The factors working against employee engagement are vast, and a great portion of them fall under management issues. For years, the professional landscape has presented the same, conventional career path to the workforce: work hard, improve your skills, get promoted and become a manager.
But what if you don’t want to move into a people-management role? Gallup has found that only one in ten managers currently in the role exhibit all the natural talents of a good manager.3
And with management contributing to 70% of the variations in employee engagement4, bad management could be the downfall of an organisation.
Employee Engagement Strategies
Raisa highlights the fact that within any organisation lies an inherent need for large-scale change management. Clear communication and regular discussions surrounding ways in which an organisation plans on moving forward is at the heart of this. Adaptability towards structural changes is a key asset Hiring Managers seek when considering new employees.
When it comes to career path planning and succession, retaining talent remains a top priority for Raisa. Millennials and GenZs are notorious for moving from one company to another faster than any previous generations, and 26% of Millennials surveyed rated employee satisfaction as the most important value in supporting a business’s long-term success. This presents a unique and interesting challenge for Talent departments across the board.5
“We support individuals who wish to move to different departments within the company, and we would rather move talent internally in order to find the perfect fit than lose that individual to another company.” In addition to this, Raisa mentions it’s a key area of focus to ensure managers regularly sit down with employees and roadmap their career plan to ensure there is a line of sight and a way of getting there.
Within GetSmarter, Chief of Talent, Thelmé Janse van Rensburg, and Chief of Education, Amy Johnson are prime examples of ways in which employees have started out in junior positions, and have moved their way up to the C-Suite.
However, if you’re concerned about having little to no option but to move into a people-management role as your career progresses, there is another solution. A new career path – one defined by specialisation rather than negotiation. Becoming an individual contributor is one way that the world of work is seeking to accommodate everyone’s abilities – including yours.
What is an individual contributor?
Companies such as Google and Hubspot have opened their arms to this movement of non-management. Employees are presented two career paths to consider: the first follows the same trajectory as the traditional approach to people management while the other focuses on transforming you into a guru in your respective discipline and becoming an individual contributor.
It serves you if you’re an ambitious professional who wants to become an authority in your field but would prefer not to rely on the work of others to achieve results.
Individual contribution speaks to the sentiment that just because you’re an excellent programmer, you might not be an excellent programming line manager. It moves away from the idea that you should be promoted because you “deserve” it due to time and experience and looks at your raw talent in your role within the organisation.
With this said, it’s not a move way from leadership.
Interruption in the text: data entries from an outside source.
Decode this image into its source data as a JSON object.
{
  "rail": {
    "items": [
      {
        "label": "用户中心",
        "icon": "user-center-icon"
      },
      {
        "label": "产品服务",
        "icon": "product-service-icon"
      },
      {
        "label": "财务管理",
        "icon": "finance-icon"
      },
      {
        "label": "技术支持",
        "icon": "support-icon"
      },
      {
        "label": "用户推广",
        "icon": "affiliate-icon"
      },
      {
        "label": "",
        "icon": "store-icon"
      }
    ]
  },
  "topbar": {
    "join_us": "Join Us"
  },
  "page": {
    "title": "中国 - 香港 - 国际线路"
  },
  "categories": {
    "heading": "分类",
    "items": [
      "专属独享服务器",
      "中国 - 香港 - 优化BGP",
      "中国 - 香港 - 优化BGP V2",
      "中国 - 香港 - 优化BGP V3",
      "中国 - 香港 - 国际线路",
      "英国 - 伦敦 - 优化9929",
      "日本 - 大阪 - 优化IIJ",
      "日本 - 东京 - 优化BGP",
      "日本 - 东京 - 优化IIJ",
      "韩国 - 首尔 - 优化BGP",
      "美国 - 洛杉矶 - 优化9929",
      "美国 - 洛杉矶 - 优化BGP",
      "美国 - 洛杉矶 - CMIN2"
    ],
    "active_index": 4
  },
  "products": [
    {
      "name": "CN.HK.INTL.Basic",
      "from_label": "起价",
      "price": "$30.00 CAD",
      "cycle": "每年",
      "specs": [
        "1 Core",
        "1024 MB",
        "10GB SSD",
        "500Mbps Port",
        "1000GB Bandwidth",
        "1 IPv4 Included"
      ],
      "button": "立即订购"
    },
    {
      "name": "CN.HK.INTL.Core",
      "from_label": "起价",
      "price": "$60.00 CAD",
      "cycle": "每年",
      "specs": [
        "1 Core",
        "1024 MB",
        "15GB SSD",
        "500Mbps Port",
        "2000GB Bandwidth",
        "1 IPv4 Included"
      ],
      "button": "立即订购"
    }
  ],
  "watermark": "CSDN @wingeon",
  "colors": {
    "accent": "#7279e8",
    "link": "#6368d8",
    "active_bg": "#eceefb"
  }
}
Leadership is simply redefined for the individual contributor: what can you teach others to help them reach their full potential in the same role and how can you mentor them to become better than they were the day before?
It comes down to finding your niche, focusing your efforts on improving that, and making meaningful contributions to your organisation in your capacity as an individual contributor.
The benefits of the individual contributor career path
Having a defined career path for individual contributors can benefit you if you identify with this form of progress but it also adds benefit to the organisation. Here are the top benefits of developing yourself as an individual contributor, rather than as a people manager:
- Independence: as an individual contributor, you’re less likely to be held back by the progress of others. As you move up the career path in terms of seniority, you’ll be given more responsibility to identify problems, create projects and execute plans – all in your time and at your own pace
- Freedom: individual contributors that are able to prove their value to a company will be given license to work on the things that they think are important. If you identify as an individual contributor, you’ll be expected to lead challenging projects that speak to your strengths and your stimulation
- Increased expertise: nothing is more attractive to prospective employees than exceptionally skilled individuals. Being an individual contributor means you’ll have more time for personal development, giving you the opportunity to focus on becoming a thought leader in your respective field
- Organisational success: it costs an organisation approximately 1.5 to 2 times more than an individual’s annual salary to replace them.6 Every time a skilled technical expert is promoted to management, their time for contributing real work is diminished as they make room for people. Fostering the individual contribution career path means that expertise is cultivated and celebrated within the organisation
Earn a new skill and choose your direction.
Browse over 60 online short courses from the world’s leading universities.